Asia keeps ports busy

GERMAN and European trade with the Asia-Pacific region continues to increase.

Increased imports of consumer goods from China and Hong Kong are helping boost container throughput at German ports.

The port of Hamburg saw throughput increase 8.7 per cent to 1.3 million TEUs (20 foot equivalent units) in the first six months of this year.

Growth was particularly strong on northeast Asian routes, which were up 9.4 per cent to 33,444 TEUs, a port spokesman said.

The increase in German exports of capital goods, particularly to China, had a positive effect on outgoing container traffic, he said.

Economic recovery in Germany, which began in the second half of last year, was based on a powerful surge in the demand for steel, particularly in east Asia.


The ports of Bremen and Bremerhaven expect to handle more than 320,000 TEUs in Asia-Europe trade this year, up nearly 40 per cent.

The majority of these containers pass through Bremerhaven on their way to, or from, Hong Kong, China and Singapore.

Bremen has particularly close ties with these areas and furthers business contacts through information offices operated by Bremen Business International in these countries.

The main products in the trade between Asia and the two ports are garments, textiles, electronic equipment, watches, clocks, telecommunications equipment and parts, machinery parts, toys, office machines and cars.


Ten shipping lines offer regular weekly services between the main Asian ports and Bremen/Bremerhaven.

On average, about nine container ships call daily at the Bremerhaven Container Terminal.


Thirty-eight European ports, including the Scandinavian and Baltic states, are served from the ports by daily feeder services.

'With eastern European countries opening for trade, the ports of Bremen and Bremerhaven have a favourable geographical position in the heart of Europe,' Rolf Stuchtey, chairman of Bremer Lagerhaus-Gesselschaft (BLG), the company which runs the two ports, said.

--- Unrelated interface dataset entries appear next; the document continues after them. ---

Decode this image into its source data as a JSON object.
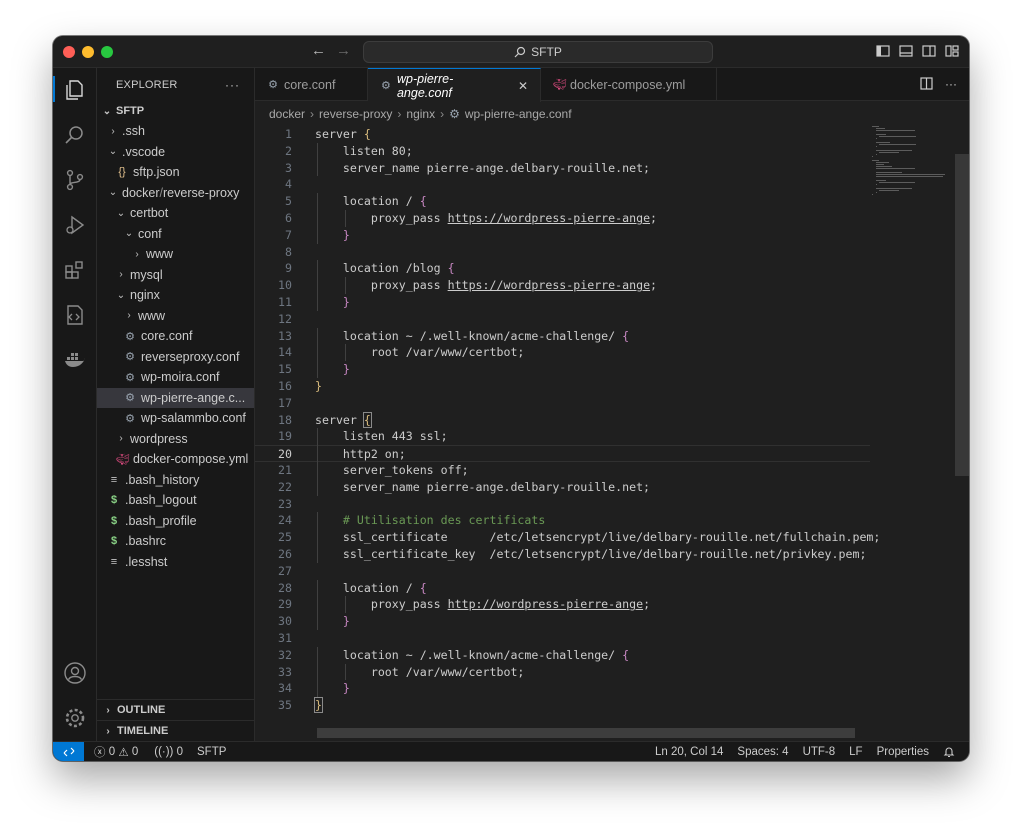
{
  "titlebar": {
    "search_text": "SFTP"
  },
  "explorer": {
    "header": "EXPLORER",
    "more": "···",
    "root": "SFTP",
    "items": [
      {
        "label": ".ssh",
        "kind": "folder",
        "open": false,
        "depth": 1
      },
      {
        "label": ".vscode",
        "kind": "folder",
        "open": true,
        "depth": 1
      },
      {
        "label": "sftp.json",
        "kind": "json",
        "depth": 2
      },
      {
        "label": "docker",
        "label2": "reverse-proxy",
        "kind": "folder",
        "open": true,
        "depth": 1
      },
      {
        "label": "certbot",
        "kind": "folder",
        "open": true,
        "depth": 2
      },
      {
        "label": "conf",
        "kind": "folder",
        "open": true,
        "depth": 3
      },
      {
        "label": "www",
        "kind": "folder",
        "open": false,
        "depth": 4
      },
      {
        "label": "mysql",
        "kind": "folder",
        "open": false,
        "depth": 2
      },
      {
        "label": "nginx",
        "kind": "folder",
        "open": true,
        "depth": 2
      },
      {
        "label": "www",
        "kind": "folder",
        "open": false,
        "depth": 3
      },
      {
        "label": "core.conf",
        "kind": "conf",
        "depth": 3
      },
      {
        "label": "reverseproxy.conf",
        "kind": "conf",
        "depth": 3
      },
      {
        "label": "wp-moira.conf",
        "kind": "conf",
        "depth": 3
      },
      {
        "label": "wp-pierre-ange.c...",
        "kind": "conf",
        "depth": 3,
        "selected": true
      },
      {
        "label": "wp-salammbo.conf",
        "kind": "conf",
        "depth": 3
      },
      {
        "label": "wordpress",
        "kind": "folder",
        "open": false,
        "depth": 2
      },
      {
        "label": "docker-compose.yml",
        "kind": "docker",
        "depth": 2
      },
      {
        "label": ".bash_history",
        "kind": "text",
        "depth": 1
      },
      {
        "label": ".bash_logout",
        "kind": "shell",
        "depth": 1
      },
      {
        "label": ".bash_profile",
        "kind": "shell",
        "depth": 1
      },
      {
        "label": ".bashrc",
        "kind": "shell",
        "depth": 1
      },
      {
        "label": ".lesshst",
        "kind": "text",
        "depth": 1
      }
    ],
    "outline": "OUTLINE",
    "timeline": "TIMELINE"
  },
  "tabs": [
    {
      "label": "core.conf",
      "icon": "gear-icon",
      "active": false
    },
    {
      "label": "wp-pierre-ange.conf",
      "icon": "gear-icon",
      "active": true,
      "close": "✕"
    },
    {
      "label": "docker-compose.yml",
      "icon": "docker-icon",
      "active": false
    }
  ],
  "breadcrumb": [
    "docker",
    "reverse-proxy",
    "nginx",
    "wp-pierre-ange.conf"
  ],
  "code": {
    "current_line": 20,
    "lines": [
      "server {",
      "    listen 80;",
      "    server_name pierre-ange.delbary-rouille.net;",
      "",
      "    location / {",
      "        proxy_pass https://wordpress-pierre-ange;",
      "    }",
      "",
      "    location /blog {",
      "        proxy_pass https://wordpress-pierre-ange;",
      "    }",
      "",
      "    location ~ /.well-known/acme-challenge/ {",
      "        root /var/www/certbot;",
      "    }",
      "}",
      "",
      "server {",
      "    listen 443 ssl;",
      "    http2 on;",
      "    server_tokens off;",
      "    server_name pierre-ange.delbary-rouille.net;",
      "",
      "    # Utilisation des certificats",
      "    ssl_certificate      /etc/letsencrypt/live/delbary-rouille.net/fullchain.pem;",
      "    ssl_certificate_key  /etc/letsencrypt/live/delbary-rouille.net/privkey.pem;",
      "",
      "    location / {",
      "        proxy_pass http://wordpress-pierre-ange;",
      "    }",
      "",
      "    location ~ /.well-known/acme-challenge/ {",
      "        root /var/www/certbot;",
      "    }",
      "}"
    ]
  },
  "status": {
    "errors": "0",
    "warnings": "0",
    "ports": "0",
    "remote_name": "SFTP",
    "position": "Ln 20, Col 14",
    "spaces": "Spaces: 4",
    "encoding": "UTF-8",
    "eol": "LF",
    "language": "Properties"
  },
  "colors": {
    "accent": "#0078d4",
    "bracket": "#d7ba7d",
    "bracket_inner": "#c586c0",
    "comment": "#6a9955"
  }
}
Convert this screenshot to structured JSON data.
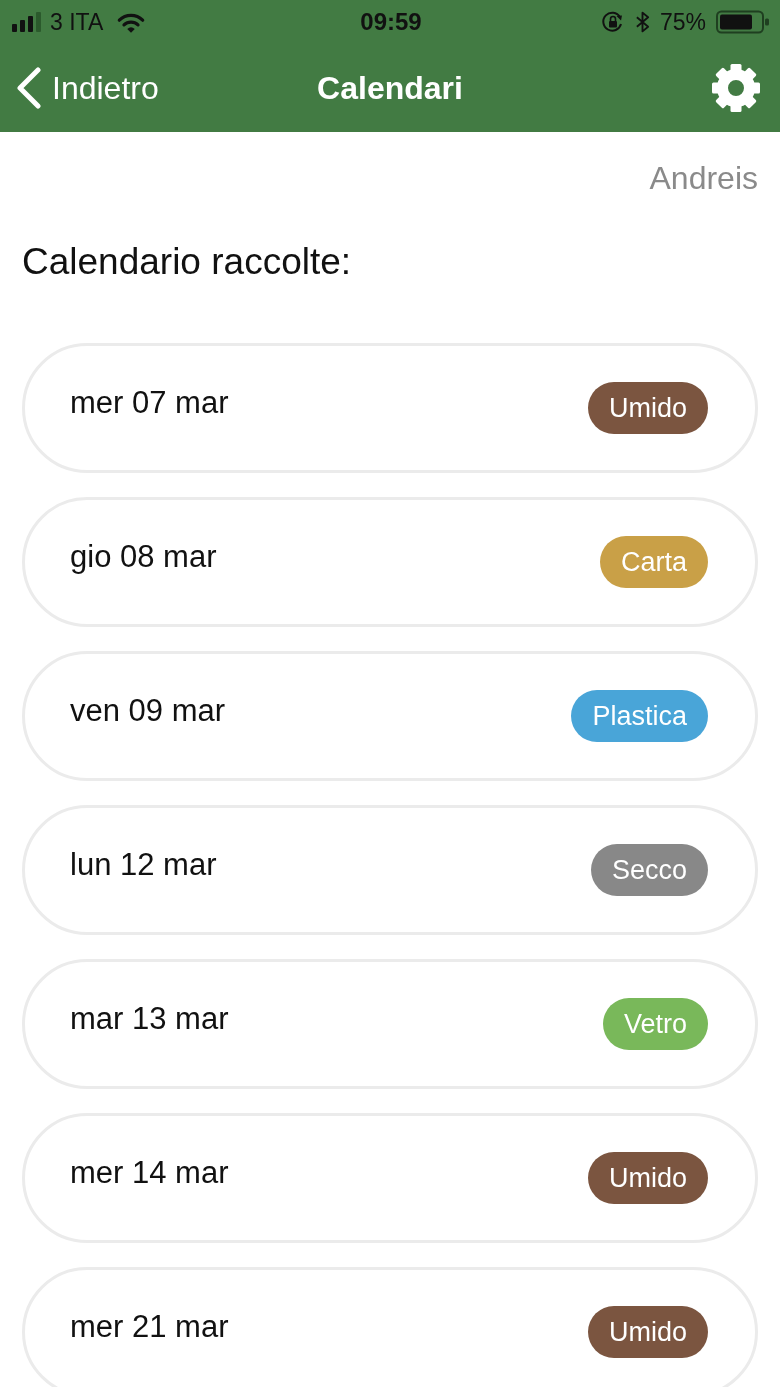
{
  "status_bar": {
    "carrier": "3 ITA",
    "time": "09:59",
    "battery": "75%"
  },
  "nav_bar": {
    "back_label": "Indietro",
    "title": "Calendari"
  },
  "user": "Andreis",
  "heading": "Calendario raccolte:",
  "collections": [
    {
      "date": "mer 07 mar",
      "type": "Umido",
      "color": "#7b5540"
    },
    {
      "date": "gio 08 mar",
      "type": "Carta",
      "color": "#c9a047"
    },
    {
      "date": "ven 09 mar",
      "type": "Plastica",
      "color": "#49a5d8"
    },
    {
      "date": "lun 12 mar",
      "type": "Secco",
      "color": "#888888"
    },
    {
      "date": "mar 13 mar",
      "type": "Vetro",
      "color": "#79b85a"
    },
    {
      "date": "mer 14 mar",
      "type": "Umido",
      "color": "#7b5540"
    },
    {
      "date": "mer 21 mar",
      "type": "Umido",
      "color": "#7b5540"
    }
  ]
}
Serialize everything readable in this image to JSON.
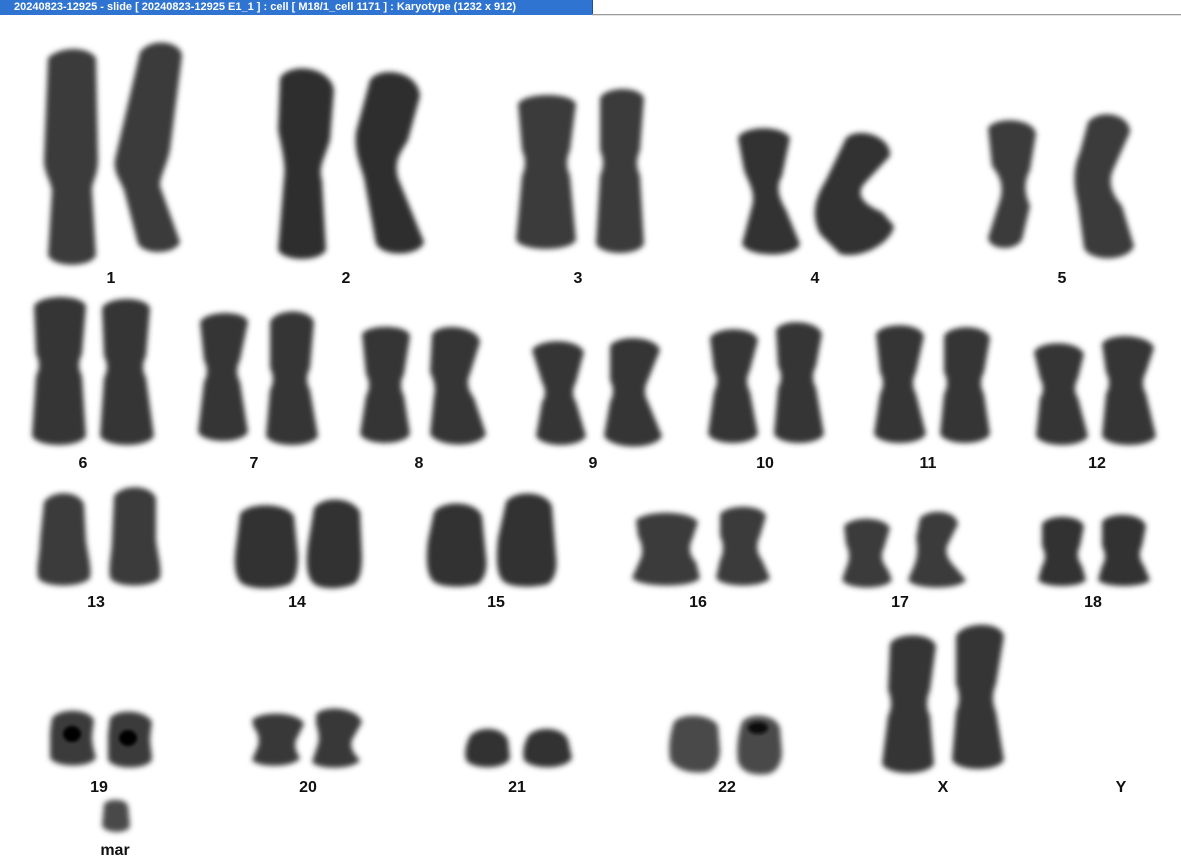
{
  "window": {
    "title": "20240823-12925 - slide [ 20240823-12925 E1_1 ] : cell [ M18/1_cell 1171 ] : Karyotype  (1232 x 912)"
  },
  "karyotype": {
    "labels": {
      "c1": "1",
      "c2": "2",
      "c3": "3",
      "c4": "4",
      "c5": "5",
      "c6": "6",
      "c7": "7",
      "c8": "8",
      "c9": "9",
      "c10": "10",
      "c11": "11",
      "c12": "12",
      "c13": "13",
      "c14": "14",
      "c15": "15",
      "c16": "16",
      "c17": "17",
      "c18": "18",
      "c19": "19",
      "c20": "20",
      "c21": "21",
      "c22": "22",
      "cX": "X",
      "cY": "Y",
      "mar": "mar"
    }
  },
  "colors": {
    "titlebar": "#2f74d0",
    "title_text": "#ffffff",
    "background": "#ffffff",
    "chromosome": "#2a2a2a"
  }
}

'Our two ports have easy access to the main industrial centres of Germany, Hungary, the Czech Republic, Slovakia, Bulgaria, Romania, Poland, the Baltic States and the Commonwealth of Independent States.'